Approximately 33% of — or about 83 million — Americans receive less than the recommended amount of sleep. Lack of adequate sleep has been linked to a host of adverse effects on our physical and mental health, including obesity, diabetes, high blood pressure, stroke, depression, and other ailments. It also wreaks havoc on our cognitive abilities and work performance by impairing memory and learning, judgment, and critical thinking. And of course, insufficient sleep is associated with a higher rate of accidents, injuries, and medical and occupational errors. However, it is less widely known that sleep deprivation may promote deception and even delinquency through its effects on self-control and regulation.

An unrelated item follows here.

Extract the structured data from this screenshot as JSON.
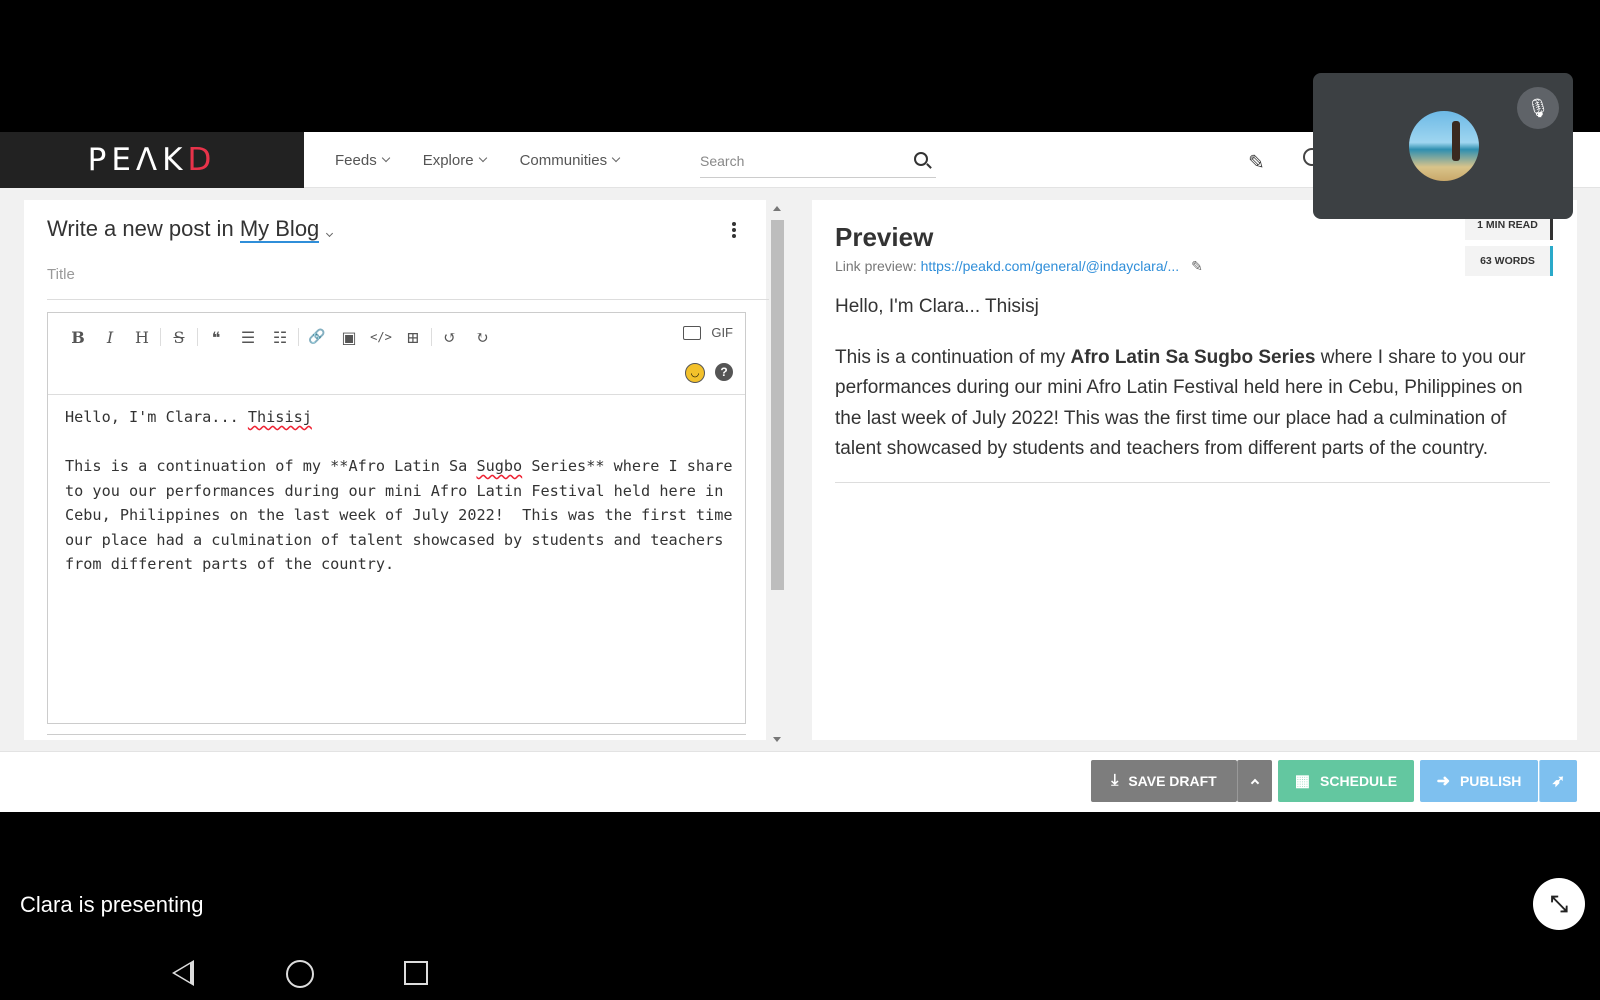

How is this demonstrated, you ask? In their study, researchers compared 100 college students kept awake all night in a lab with 100 well-rested students. At the start of the experiment, all 200 students were given two pieces of mint gum. Half in each group received normal gum and the remaining half received gum with 200 mg of caffeine, or approximately the same amount contained in a 12-ounce cup of coffee.
Participants then engaged in a game where they were told that they would be splitting money with someone in the study. As part of the experiment, they could either send an honest or deceptive message to the participant with whom they thought they were sharing the money. The deceptive message would benefit them, whereas the honest one would not. An additional condition was that half of the total participants were encouraged to send the deceptive message as part of a test of social influence. The other half were not prompted to send either type of message.
They results are striking. The 100 sleep-deprived students were far more likely to send a deceptive message than their 100 well-rested counterparts. And among the sleep-deprived students, those who received the caffeine were less likely than their non-caffeinated counterparts to send the deceptive message.
These results highlight that sleep deprivation can lead to “ethical lapses,” but it also points to the idea that caffeine may help blunt this adverse effect.
A subsequent study suggested something similar, which is that caffeine may protect against increased risk-taking propensity in those who are sleep deprived. In this study, 25 adults completed two different risk-taking scales at regular intervals during 75 hours of continuous sleep deprivation. Yes, you read that right — these subjects had approximately three days of no sleep. Roughly half were given caffeine during the sleepless nights of the study; the control group received a placebo. Results showed that while the placebo group showed significant increases in risk-taking propensity and behavior over those three nights, the caffeinated group did not. So caffeine may help to compensate for the effects of even severe sleep deprivation.
Making Use of Caffeine
While caffeine is not a substitute for sleep, and can be detrimental in large doses, it may be able to offset the negative effects of sleep deprivation by giving you the extra energy needed to resist harmful social influences and strengthen willpower and self-control. So next time you feel sleepy, consider grabbing a cup of coffee or other caffeinated drink. It might just keep you from telling that little white lie or doing something you may later regret.